Czech Romantic composer Antonin Dvorak [1841–1904] wrote fourteen string quartets. He also composed several very attractive works for augmented string ensembles. In this instance, his Opus 97, the quintet instrumentation is two violins, two violas and a cello. Written while Dvorak was in America, it came immediately after his wonderful String Quartet No. 12, The American, and shares that work’s prominent use of pentatonic scales in its strong melodic construction. The quintet is in four movements and quite substantial in length.
The opening is very considered and proceeds forward with superbly crafted melodies over a sombre cello background. A brief rhythmic foray creates a stronger melodic section. For me, the melodies presented here are transcendent in their beauty. Pentatonic phrases abound and the piece gathers a strong rhythmic impetus. A return to the opening theme coexists with a period of descending harmonies that are often revisited during the movement, and, throughout the work. Persistent changes into a minor tonality are extremely attractive. A stately passage simply sparkles with life before the descending harmonies temper the mood. Earlier melodic phrases are repeated, before leading into a sparse passage with gentle evocations of the principal theme that moves to a quiet termination. This brief look into Dvorak’s world is most noble, and very satisfying.

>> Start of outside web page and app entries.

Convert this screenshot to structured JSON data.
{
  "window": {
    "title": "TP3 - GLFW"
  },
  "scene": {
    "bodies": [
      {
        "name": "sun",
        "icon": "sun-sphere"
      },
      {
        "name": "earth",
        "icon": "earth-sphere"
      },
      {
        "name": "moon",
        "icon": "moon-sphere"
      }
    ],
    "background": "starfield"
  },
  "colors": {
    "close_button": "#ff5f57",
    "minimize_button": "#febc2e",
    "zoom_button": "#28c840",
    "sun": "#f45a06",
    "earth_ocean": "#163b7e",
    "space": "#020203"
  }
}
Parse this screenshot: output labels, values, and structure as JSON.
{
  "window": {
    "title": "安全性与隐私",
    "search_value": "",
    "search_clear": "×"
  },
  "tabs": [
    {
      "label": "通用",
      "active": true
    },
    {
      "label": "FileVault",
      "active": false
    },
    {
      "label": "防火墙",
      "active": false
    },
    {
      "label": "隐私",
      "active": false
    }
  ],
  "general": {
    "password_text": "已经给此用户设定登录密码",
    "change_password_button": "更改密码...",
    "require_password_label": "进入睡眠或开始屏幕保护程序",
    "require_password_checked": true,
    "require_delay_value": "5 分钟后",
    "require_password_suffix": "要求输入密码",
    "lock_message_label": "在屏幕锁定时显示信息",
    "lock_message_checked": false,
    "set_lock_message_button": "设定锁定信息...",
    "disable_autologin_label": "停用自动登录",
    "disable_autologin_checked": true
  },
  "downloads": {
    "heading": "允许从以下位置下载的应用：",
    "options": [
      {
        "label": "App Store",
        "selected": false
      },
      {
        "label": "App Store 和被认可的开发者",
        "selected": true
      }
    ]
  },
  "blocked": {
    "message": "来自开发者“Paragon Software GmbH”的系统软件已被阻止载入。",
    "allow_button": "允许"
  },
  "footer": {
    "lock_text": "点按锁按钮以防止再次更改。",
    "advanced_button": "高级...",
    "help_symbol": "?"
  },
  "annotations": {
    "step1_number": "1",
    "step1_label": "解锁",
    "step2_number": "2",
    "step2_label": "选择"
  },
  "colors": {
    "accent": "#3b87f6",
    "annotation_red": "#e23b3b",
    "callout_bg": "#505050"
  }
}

The next movement, marked allegro, is a gentle romp that gathers intensity with pentatonic melodies in abundance over a rhythmic accompaniment. Again, it is not particularly dynamic and occupies a middle ground of energy. A change comes over the work as a lone violin laments over a pizzicato background. After a time, we have a further return to a tempo, although the music could still be described as light and airy. The composer seems to be able to exercise a sense of control although there is a final flourish.
A larghetto movement follows, one that reveals Dvorak at his finest, invoking a melancholy feeling with the gentlest of melodies edging forward. A hint of the earlier descending harmonies is not developed– instead another period of transcendence unfolds. The mood finally gives way to a measured tempo and a wonderful, flowing melodic line. Now we have a return to the opening character, this time with some rhythmic development. Violins move into the high register in a delightful manner, before falling back into the sombre mood. Slowly, the composer begins to develop a new section with a fluttering of bows, leading to an unusual approach to constructing a melody. After a pause, a dynamic passage ensues, with new melodies to be found. The tempo dissipates but the melodies survive, moving through several different backgrounds. A return to the descending harmonic motif is heard twice before a series of translucent chords conclude.
The finale opens in a very positive mood, replete with hints of folk melodies and firm but measured rhythms. After a recapitulation of the first theme, the music becomes thoughtful and those descending harmonies re-occur, this time in a different context. The rhythm soon picks up again and a subtle change in harmony leads to a wonderfully cheerful passage, which includes references to some earlier motifs. With several mood swings between minor and major tonalities, the music constantly reinvents itself, and moves into a section of strong melodic chords, one of which is sustained, to complete the work.
My review copy contains the Quintet Opus 97 paired with the String Quartet No. 12 Opus 96, but is now deleted. Fortunately the Australian budget label Eloquence has issued the contents on a delightful 2-CD set, Dvorak: String Quartet, Quintets, and Sextet. This issue is available on Amazon US with fine performances, including the iconic String Quartet No. 12, at a very nice price. There are hundreds of other pairings of Opus 97 on a single CD – my suggestion would be the Keller Quartet with String Quartet No. 12, which is also especially cheap on Amazon US.
I am very fond of Dvorak’s string chamber music and intend to discuss at least a couple of his other augmented ensembles in the future.
Listenability: Essential listening for those predisposed to Dvorak’s chamber music.